Streaming: This allows you to watch show as they’re streamed directly over the internet. It doesn’t mean that they’re being shown live – it could be a catch up service showing a programme that you’d missed – but the important factor is that you need a constant broadband connection for the entirety of the show.

Most streaming services now offer options for standard-definition, HD or even 4K Ultra HD streaming, but again the speed of your internet connection will dictate what you can get.

Downloading: Some services, such as iTunes or the new BBC Store, allow you to download TV programmes or films to keep on your device. This means that you can watch them at your leisure, even if you don’t have an internet connection – for example on planes or trains.

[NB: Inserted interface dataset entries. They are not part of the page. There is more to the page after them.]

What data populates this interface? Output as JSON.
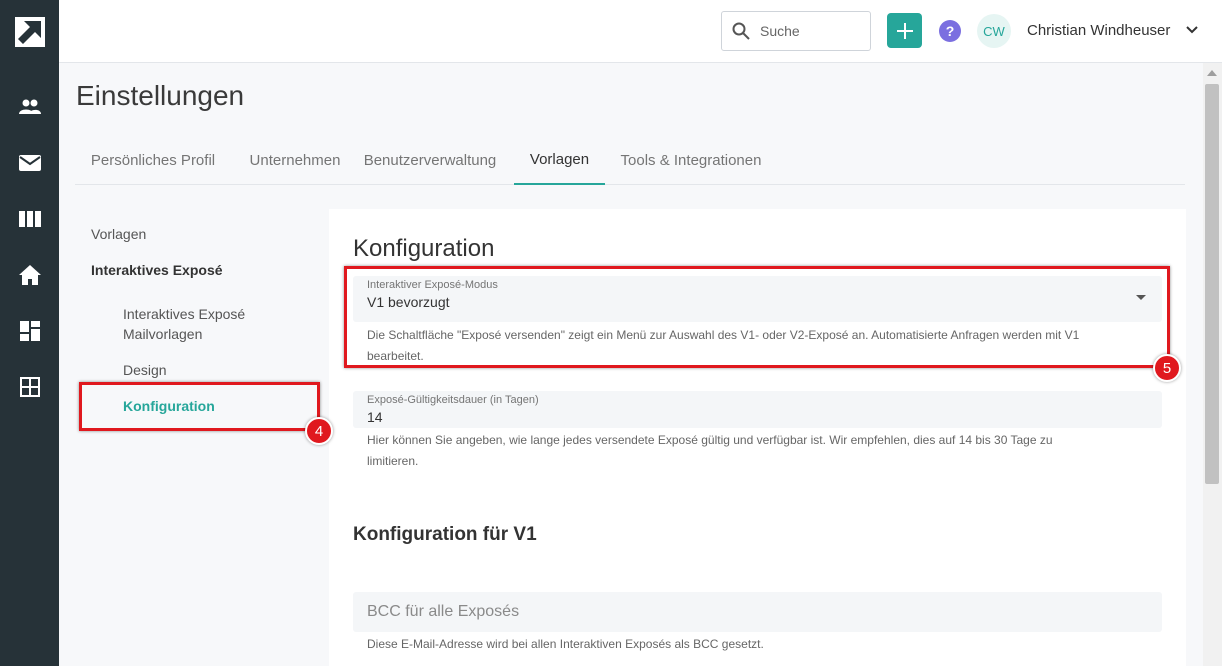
{
  "topbar": {
    "search_placeholder": "Suche",
    "help_glyph": "?",
    "avatar_initials": "CW",
    "username": "Christian Windheuser"
  },
  "page": {
    "title": "Einstellungen"
  },
  "tabs": [
    {
      "label": "Persönliches Profil",
      "active": false
    },
    {
      "label": "Unternehmen",
      "active": false
    },
    {
      "label": "Benutzerverwaltung",
      "active": false
    },
    {
      "label": "Vorlagen",
      "active": true
    },
    {
      "label": "Tools & Integrationen",
      "active": false
    }
  ],
  "sidenav": {
    "vorlagen": "Vorlagen",
    "interaktives_expose": "Interaktives Exposé",
    "interaktives_expose_mailvorlagen_line1": "Interaktives Exposé",
    "interaktives_expose_mailvorlagen_line2": "Mailvorlagen",
    "design": "Design",
    "konfiguration": "Konfiguration"
  },
  "card": {
    "title": "Konfiguration",
    "mode_field": {
      "label": "Interaktiver Exposé-Modus",
      "value": "V1 bevorzugt",
      "help_line1": "Die Schaltfläche \"Exposé versenden\" zeigt ein Menü zur Auswahl des V1- oder V2-Exposé an. Automatisierte Anfragen werden mit V1",
      "help_line2": "bearbeitet."
    },
    "validity_field": {
      "label": "Exposé-Gültigkeitsdauer (in Tagen)",
      "value": "14",
      "help_line1": "Hier können Sie angeben, wie lange jedes versendete Exposé gültig und verfügbar ist. Wir empfehlen, dies auf 14 bis 30 Tage zu",
      "help_line2": "limitieren."
    },
    "v1_section_title": "Konfiguration für V1",
    "bcc_field": {
      "placeholder": "BCC für alle Exposés",
      "help": "Diese E-Mail-Adresse wird bei allen Interaktiven Exposés als BCC gesetzt."
    }
  },
  "annotations": {
    "marker_4": "4",
    "marker_5": "5"
  },
  "colors": {
    "accent": "#26a69a",
    "rail": "#263238",
    "highlight": "#e0181e",
    "help": "#7b6fe0"
  },
  "icons": {
    "rail": [
      "logo-arrow-icon",
      "contacts-icon",
      "mail-icon",
      "columns-icon",
      "home-icon",
      "dashboard-icon",
      "grid-icon"
    ]
  }
}
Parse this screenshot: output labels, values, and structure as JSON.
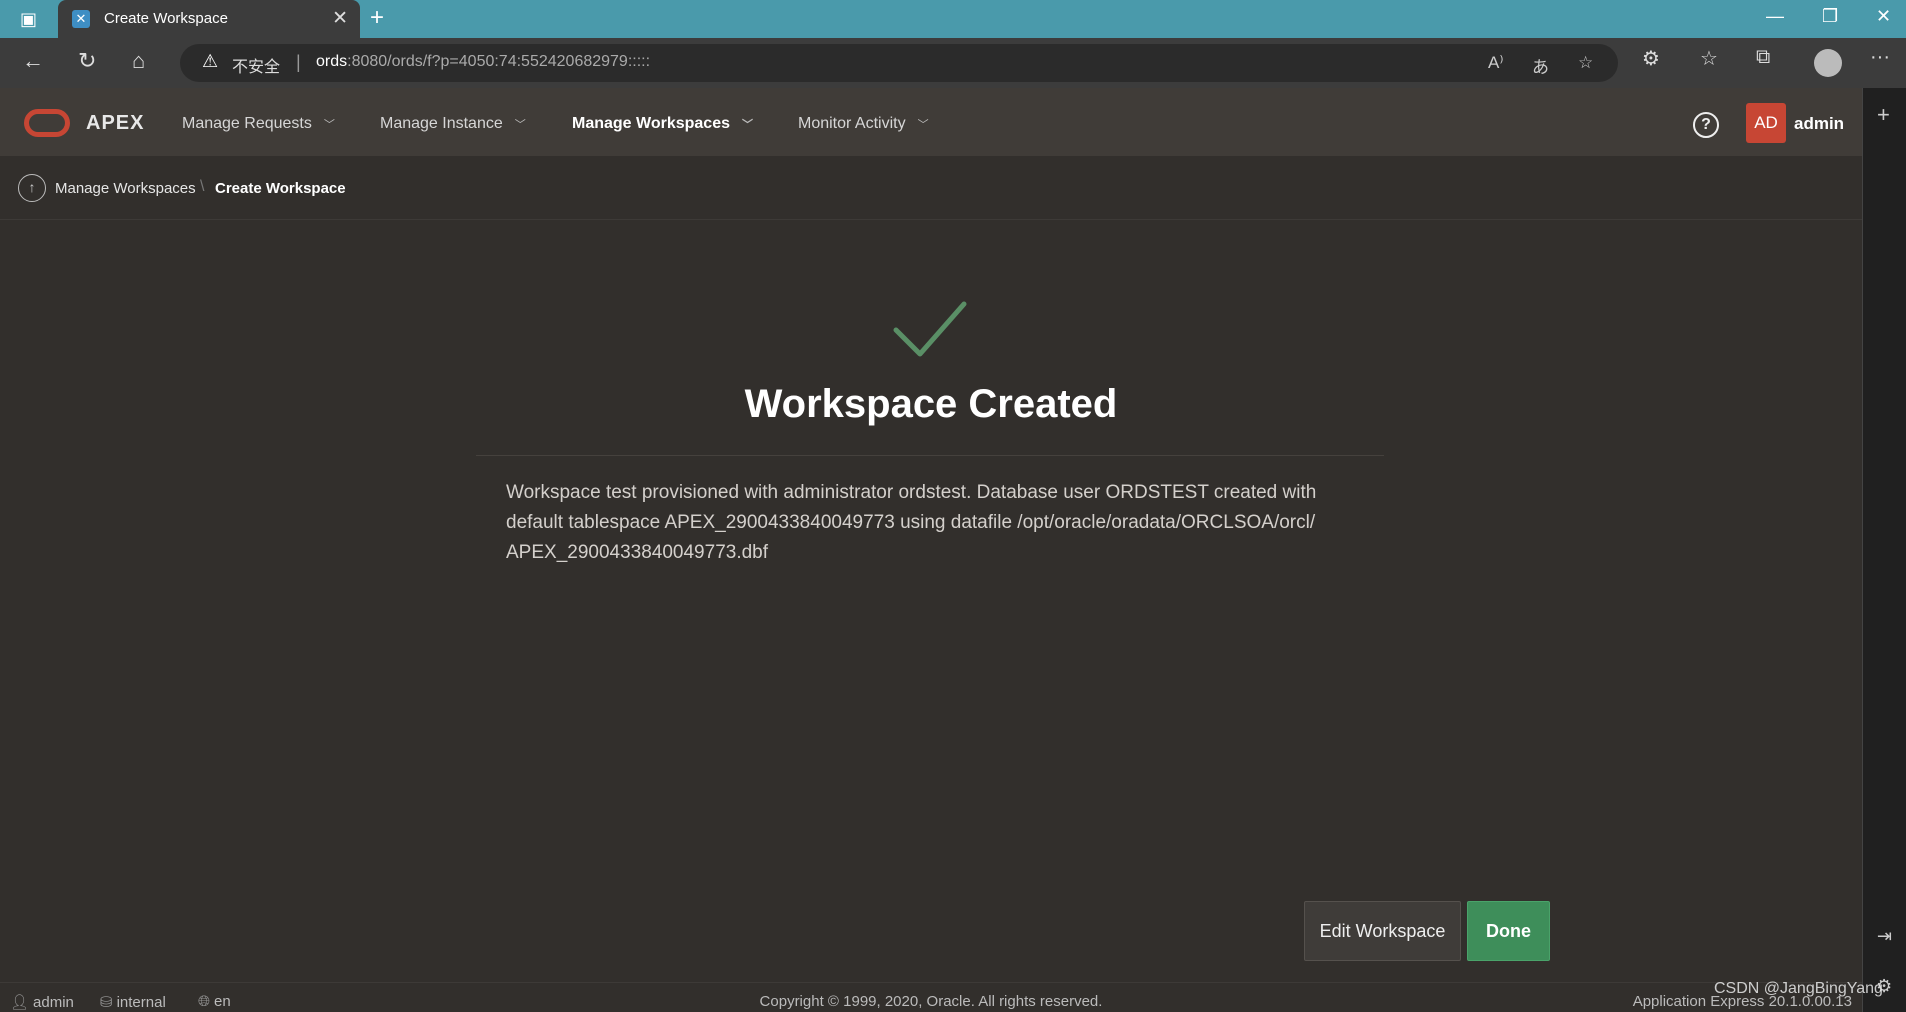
{
  "browser": {
    "tab_title": "Create Workspace",
    "insecure_label": "不安全",
    "url_host": "ords",
    "url_path": ":8080/ords/f?p=4050:74:552420682979:::::"
  },
  "header": {
    "logo_text": "APEX",
    "menus": [
      {
        "label": "Manage Requests"
      },
      {
        "label": "Manage Instance"
      },
      {
        "label": "Manage Workspaces"
      },
      {
        "label": "Monitor Activity"
      }
    ],
    "avatar_initials": "AD",
    "username": "admin"
  },
  "breadcrumb": {
    "parent": "Manage Workspaces",
    "current": "Create Workspace"
  },
  "main": {
    "title": "Workspace Created",
    "message": "Workspace test provisioned with administrator ordstest. Database user ORDSTEST created with default tablespace APEX_2900433840049773 using datafile /opt/oracle/oradata/ORCLSOA/orcl/ APEX_2900433840049773.dbf",
    "edit_button": "Edit Workspace",
    "done_button": "Done"
  },
  "footer": {
    "user": "admin",
    "schema": "internal",
    "language": "en",
    "copyright": "Copyright © 1999, 2020, Oracle. All rights reserved.",
    "version": "Application Express 20.1.0.00.13"
  },
  "watermark": "CSDN @JangBingYang",
  "colors": {
    "accent": "#c74634",
    "success": "#3e8e5a",
    "background": "#322f2c"
  }
}
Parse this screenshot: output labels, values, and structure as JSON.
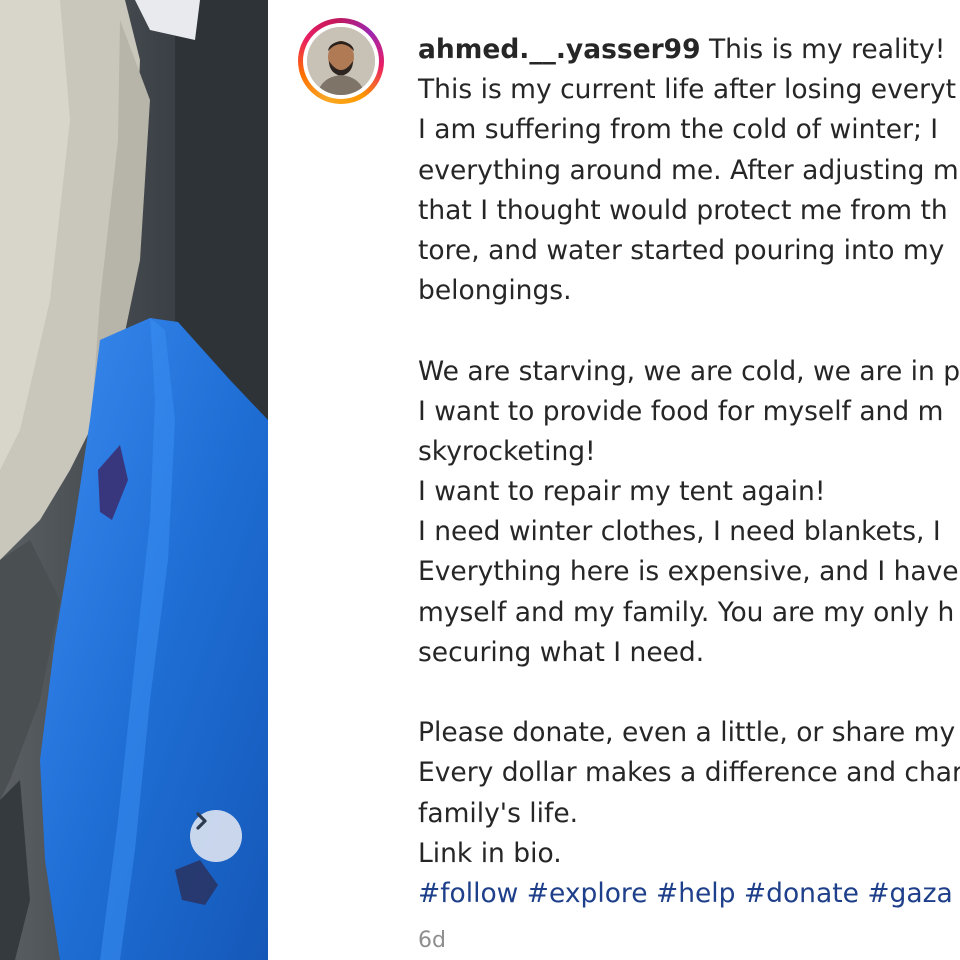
{
  "post": {
    "username": "ahmed.__.yasser99",
    "caption_lines": [
      "This is my reality!",
      "This is my current life after losing everyt",
      "I am suffering from the cold of winter; I",
      "everything around me. After adjusting m",
      "that I thought would protect me from th",
      "tore, and water started pouring into my",
      "belongings.",
      "",
      "We are starving, we are cold, we are in p",
      "I want to provide food for myself and m",
      "skyrocketing!",
      "I want to repair my tent again!",
      "I need winter clothes, I need blankets, I",
      "Everything here is expensive, and I have",
      "myself and my family. You are my only h",
      "securing what I need.",
      "",
      "Please donate, even a little, or share my",
      "Every dollar makes a difference and char",
      "family's life.",
      "Link in bio."
    ],
    "hashtags": [
      "#follow",
      "#explore",
      "#help",
      "#donate",
      "#gaza",
      "#"
    ],
    "timestamp": "6d"
  },
  "media": {
    "next_icon": "chevron-right-icon"
  },
  "colors": {
    "hashtag": "#1e3f8a",
    "text": "#262626",
    "timestamp": "#8e8e8e",
    "bag_blue": "#1f6fd6"
  }
}
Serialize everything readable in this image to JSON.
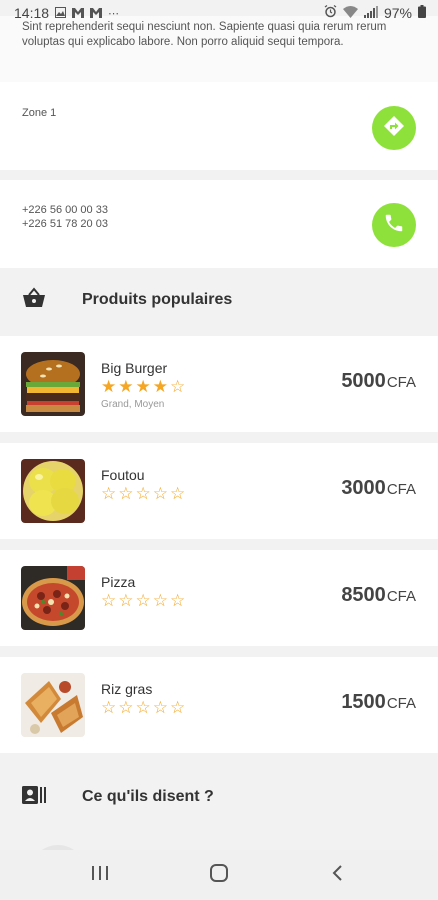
{
  "status": {
    "time": "14:18",
    "notif_icons": [
      "image-icon",
      "mail-icon",
      "mail-icon",
      "more-icon"
    ],
    "battery": "97%"
  },
  "description": "Sint reprehenderit sequi nesciunt non. Sapiente quasi quia rerum rerum voluptas qui explicabo labore. Non porro aliquid sequi tempora.",
  "zone": {
    "label": "Zone 1",
    "button_icon": "directions-icon"
  },
  "contact": {
    "phone_1": "+226 56 00 00 33",
    "phone_2": "+226 51 78 20 03",
    "button_icon": "phone-icon"
  },
  "popular_section": {
    "icon": "basket-icon",
    "title": "Produits populaires"
  },
  "products": [
    {
      "name": "Big Burger",
      "rating": 4,
      "max_rating": 5,
      "options": "Grand, Moyen",
      "price": "5000",
      "currency": "CFA",
      "image": "burger-image"
    },
    {
      "name": "Foutou",
      "rating": 0,
      "max_rating": 5,
      "options": "",
      "price": "3000",
      "currency": "CFA",
      "image": "foutou-image"
    },
    {
      "name": "Pizza",
      "rating": 0,
      "max_rating": 5,
      "options": "",
      "price": "8500",
      "currency": "CFA",
      "image": "pizza-image"
    },
    {
      "name": "Riz gras",
      "rating": 0,
      "max_rating": 5,
      "options": "",
      "price": "1500",
      "currency": "CFA",
      "image": "riz-gras-image"
    }
  ],
  "reviews_section": {
    "icon": "contact-card-icon",
    "title": "Ce qu'ils disent ?"
  },
  "nav": {
    "icons": [
      "recent-apps-icon",
      "home-icon",
      "back-icon"
    ]
  },
  "colors": {
    "accent_green": "#8ee13a",
    "star": "#f5a623",
    "background": "#f2f2f2",
    "card": "#ffffff"
  }
}
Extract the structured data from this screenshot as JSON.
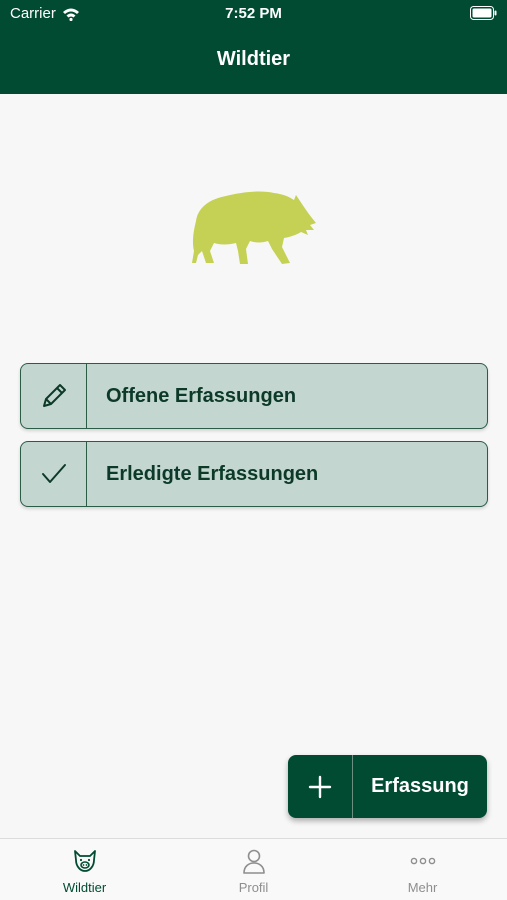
{
  "status_bar": {
    "carrier": "Carrier",
    "time": "7:52 PM"
  },
  "nav": {
    "title": "Wildtier"
  },
  "menu": [
    {
      "label": "Offene Erfassungen",
      "icon": "pencil-icon"
    },
    {
      "label": "Erledigte Erfassungen",
      "icon": "checkmark-icon"
    }
  ],
  "fab": {
    "label": "Erfassung",
    "icon": "plus-icon"
  },
  "tabbar": {
    "items": [
      {
        "label": "Wildtier",
        "icon": "boar-head-icon",
        "active": true
      },
      {
        "label": "Profil",
        "icon": "person-icon",
        "active": false
      },
      {
        "label": "Mehr",
        "icon": "ellipsis-icon",
        "active": false
      }
    ]
  },
  "colors": {
    "primary": "#024b33",
    "button_fill": "#c3d6d0",
    "illustration": "#c5d155",
    "inactive_tab": "#8e8e8e"
  }
}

Do I need a TV licence to use these services?

If you're just watching purely catch-up television or films on-demand, then you won't need a valid UK television licence.

However you will need a TV licence if you're watching live TV. Andit doesn’t matter if you’re not using a TV – streaming on any compatible device, including computers and smartphones, counts too.

Most services will prompt you to state whether you have a licence before they let you stream live.

For more on this, head over to our TV licence explained guide.

So all the content is free, then?

A lot of catch-up TV content is free, but not all. The licence fee funded BBC iPlayer is completely free to access in the UK. ITV Player, All 4 and Demand 5 are also free to use, but you’ll see adverts before and often during the content you’ll watch. ITV Player offers a subscription service allowing you to pay to watch its content without ads.

Sky Go is the online streaming service for watching live and on-demand content from Sky and its partner channels. It is offered as part of the Sky subscription.

Bear in mind that there are often restrictions on when, or for how long, you can view programmes. The catch-up window is generally up to 30 days after the programme was originally broadcast, but there can be greater restrictions on certain content due to the rights the broadcaster holds. This is often the case with sport or films.